> [What is required]:
Print all the records exactly, please.

> [Data to process]:
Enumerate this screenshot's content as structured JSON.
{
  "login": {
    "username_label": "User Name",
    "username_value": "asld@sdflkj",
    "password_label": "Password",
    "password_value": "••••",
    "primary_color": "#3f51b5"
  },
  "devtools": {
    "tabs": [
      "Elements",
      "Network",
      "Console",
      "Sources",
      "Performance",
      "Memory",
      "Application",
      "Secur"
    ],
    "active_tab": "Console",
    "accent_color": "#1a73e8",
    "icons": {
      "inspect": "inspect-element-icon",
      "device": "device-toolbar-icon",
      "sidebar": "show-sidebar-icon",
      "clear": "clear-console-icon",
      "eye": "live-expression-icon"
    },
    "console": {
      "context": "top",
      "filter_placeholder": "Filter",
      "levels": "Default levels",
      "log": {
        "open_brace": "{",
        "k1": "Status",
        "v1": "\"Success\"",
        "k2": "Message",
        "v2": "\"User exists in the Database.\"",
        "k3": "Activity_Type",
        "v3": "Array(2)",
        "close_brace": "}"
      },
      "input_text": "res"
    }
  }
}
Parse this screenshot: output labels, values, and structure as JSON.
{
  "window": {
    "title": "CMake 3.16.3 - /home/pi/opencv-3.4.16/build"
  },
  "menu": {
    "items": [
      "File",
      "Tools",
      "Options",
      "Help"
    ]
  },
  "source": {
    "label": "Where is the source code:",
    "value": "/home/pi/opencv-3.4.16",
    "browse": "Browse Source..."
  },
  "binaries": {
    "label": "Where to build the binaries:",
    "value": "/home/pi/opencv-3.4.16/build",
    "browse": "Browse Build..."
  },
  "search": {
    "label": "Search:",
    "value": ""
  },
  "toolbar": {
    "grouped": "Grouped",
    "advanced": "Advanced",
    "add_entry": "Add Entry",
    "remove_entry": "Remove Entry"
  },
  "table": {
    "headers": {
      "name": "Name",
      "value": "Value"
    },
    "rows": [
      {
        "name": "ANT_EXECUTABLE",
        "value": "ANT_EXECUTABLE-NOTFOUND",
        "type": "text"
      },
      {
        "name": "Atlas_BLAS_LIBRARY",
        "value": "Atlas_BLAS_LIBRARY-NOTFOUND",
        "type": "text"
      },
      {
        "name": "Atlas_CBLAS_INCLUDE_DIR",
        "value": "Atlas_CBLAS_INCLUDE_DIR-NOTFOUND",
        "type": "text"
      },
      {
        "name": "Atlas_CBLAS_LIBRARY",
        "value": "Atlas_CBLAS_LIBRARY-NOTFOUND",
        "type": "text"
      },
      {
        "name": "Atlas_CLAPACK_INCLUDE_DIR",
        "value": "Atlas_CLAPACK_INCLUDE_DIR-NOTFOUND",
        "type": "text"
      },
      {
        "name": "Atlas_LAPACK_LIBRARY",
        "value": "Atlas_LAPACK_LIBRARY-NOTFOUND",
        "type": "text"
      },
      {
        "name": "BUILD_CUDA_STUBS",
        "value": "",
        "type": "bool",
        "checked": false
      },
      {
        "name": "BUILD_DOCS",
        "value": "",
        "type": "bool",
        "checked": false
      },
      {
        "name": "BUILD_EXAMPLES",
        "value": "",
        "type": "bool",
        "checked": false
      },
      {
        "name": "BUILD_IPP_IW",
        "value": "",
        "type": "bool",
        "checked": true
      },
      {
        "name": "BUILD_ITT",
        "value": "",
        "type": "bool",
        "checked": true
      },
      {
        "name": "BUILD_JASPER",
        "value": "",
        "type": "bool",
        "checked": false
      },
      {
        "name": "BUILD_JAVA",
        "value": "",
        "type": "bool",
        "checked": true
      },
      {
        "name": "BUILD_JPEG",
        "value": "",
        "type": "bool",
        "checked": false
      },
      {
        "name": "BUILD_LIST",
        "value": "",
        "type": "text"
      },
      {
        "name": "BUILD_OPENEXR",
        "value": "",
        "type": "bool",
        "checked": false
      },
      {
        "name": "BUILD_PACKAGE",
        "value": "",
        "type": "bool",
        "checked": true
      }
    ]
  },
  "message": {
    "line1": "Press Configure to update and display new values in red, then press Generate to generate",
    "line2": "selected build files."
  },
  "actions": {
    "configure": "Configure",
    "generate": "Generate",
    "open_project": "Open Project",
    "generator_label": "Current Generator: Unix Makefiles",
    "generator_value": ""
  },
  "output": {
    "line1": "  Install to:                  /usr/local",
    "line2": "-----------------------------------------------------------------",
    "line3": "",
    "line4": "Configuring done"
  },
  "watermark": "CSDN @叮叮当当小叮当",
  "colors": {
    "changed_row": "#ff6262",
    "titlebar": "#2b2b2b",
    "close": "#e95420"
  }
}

> [Reply]:
Enumerate this screenshot's content as structured JSON.
{
  "login": {
    "username_label": "User Name",
    "username_value": "asld@sdflkj",
    "password_label": "Password",
    "password_value": "••••",
    "primary_color": "#3f51b5"
  },
  "devtools": {
    "tabs": [
      "Elements",
      "Network",
      "Console",
      "Sources",
      "Performance",
      "Memory",
      "Application",
      "Secur"
    ],
    "active_tab": "Console",
    "accent_color": "#1a73e8",
    "icons": {
      "inspect": "inspect-element-icon",
      "device": "device-toolbar-icon",
      "sidebar": "show-sidebar-icon",
      "clear": "clear-console-icon",
      "eye": "live-expression-icon"
    },
    "console": {
      "context": "top",
      "filter_placeholder": "Filter",
      "levels": "Default levels",
      "log": {
        "open_brace": "{",
        "k1": "Status",
        "v1": "\"Success\"",
        "k2": "Message",
        "v2": "\"User exists in the Database.\"",
        "k3": "Activity_Type",
        "v3": "Array(2)",
        "close_brace": "}"
      },
      "input_text": "res"
    }
  }
}
Parse this screenshot: output labels, values, and structure as JSON.
{
  "window": {
    "title": "CMake 3.16.3 - /home/pi/opencv-3.4.16/build"
  },
  "menu": {
    "items": [
      "File",
      "Tools",
      "Options",
      "Help"
    ]
  },
  "source": {
    "label": "Where is the source code:",
    "value": "/home/pi/opencv-3.4.16",
    "browse": "Browse Source..."
  },
  "binaries": {
    "label": "Where to build the binaries:",
    "value": "/home/pi/opencv-3.4.16/build",
    "browse": "Browse Build..."
  },
  "search": {
    "label": "Search:",
    "value": ""
  },
  "toolbar": {
    "grouped": "Grouped",
    "advanced": "Advanced",
    "add_entry": "Add Entry",
    "remove_entry": "Remove Entry"
  },
  "table": {
    "headers": {
      "name": "Name",
      "value": "Value"
    },
    "rows": [
      {
        "name": "ANT_EXECUTABLE",
        "value": "ANT_EXECUTABLE-NOTFOUND",
        "type": "text"
      },
      {
        "name": "Atlas_BLAS_LIBRARY",
        "value": "Atlas_BLAS_LIBRARY-NOTFOUND",
        "type": "text"
      },
      {
        "name": "Atlas_CBLAS_INCLUDE_DIR",
        "value": "Atlas_CBLAS_INCLUDE_DIR-NOTFOUND",
        "type": "text"
      },
      {
        "name": "Atlas_CBLAS_LIBRARY",
        "value": "Atlas_CBLAS_LIBRARY-NOTFOUND",
        "type": "text"
      },
      {
        "name": "Atlas_CLAPACK_INCLUDE_DIR",
        "value": "Atlas_CLAPACK_INCLUDE_DIR-NOTFOUND",
        "type": "text"
      },
      {
        "name": "Atlas_LAPACK_LIBRARY",
        "value": "Atlas_LAPACK_LIBRARY-NOTFOUND",
        "type": "text"
      },
      {
        "name": "BUILD_CUDA_STUBS",
        "value": "",
        "type": "bool",
        "checked": false
      },
      {
        "name": "BUILD_DOCS",
        "value": "",
        "type": "bool",
        "checked": false
      },
      {
        "name": "BUILD_EXAMPLES",
        "value": "",
        "type": "bool",
        "checked": false
      },
      {
        "name": "BUILD_IPP_IW",
        "value": "",
        "type": "bool",
        "checked": true
      },
      {
        "name": "BUILD_ITT",
        "value": "",
        "type": "bool",
        "checked": true
      },
      {
        "name": "BUILD_JASPER",
        "value": "",
        "type": "bool",
        "checked": false
      },
      {
        "name": "BUILD_JAVA",
        "value": "",
        "type": "bool",
        "checked": true
      },
      {
        "name": "BUILD_JPEG",
        "value": "",
        "type": "bool",
        "checked": false
      },
      {
        "name": "BUILD_LIST",
        "value": "",
        "type": "text"
      },
      {
        "name": "BUILD_OPENEXR",
        "value": "",
        "type": "bool",
        "checked": false
      },
      {
        "name": "BUILD_PACKAGE",
        "value": "",
        "type": "bool",
        "checked": true
      }
    ]
  },
  "message": {
    "line1": "Press Configure to update and display new values in red, then press Generate to generate",
    "line2": "selected build files."
  },
  "actions": {
    "configure": "Configure",
    "generate": "Generate",
    "open_project": "Open Project",
    "generator_label": "Current Generator: Unix Makefiles",
    "generator_value": ""
  },
  "output": {
    "line1": "  Install to:                  /usr/local",
    "line2": "-----------------------------------------------------------------",
    "line3": "",
    "line4": "Configuring done"
  },
  "watermark": "CSDN @叮叮当当小叮当",
  "colors": {
    "changed_row": "#ff6262",
    "titlebar": "#2b2b2b",
    "close": "#e95420"
  }
}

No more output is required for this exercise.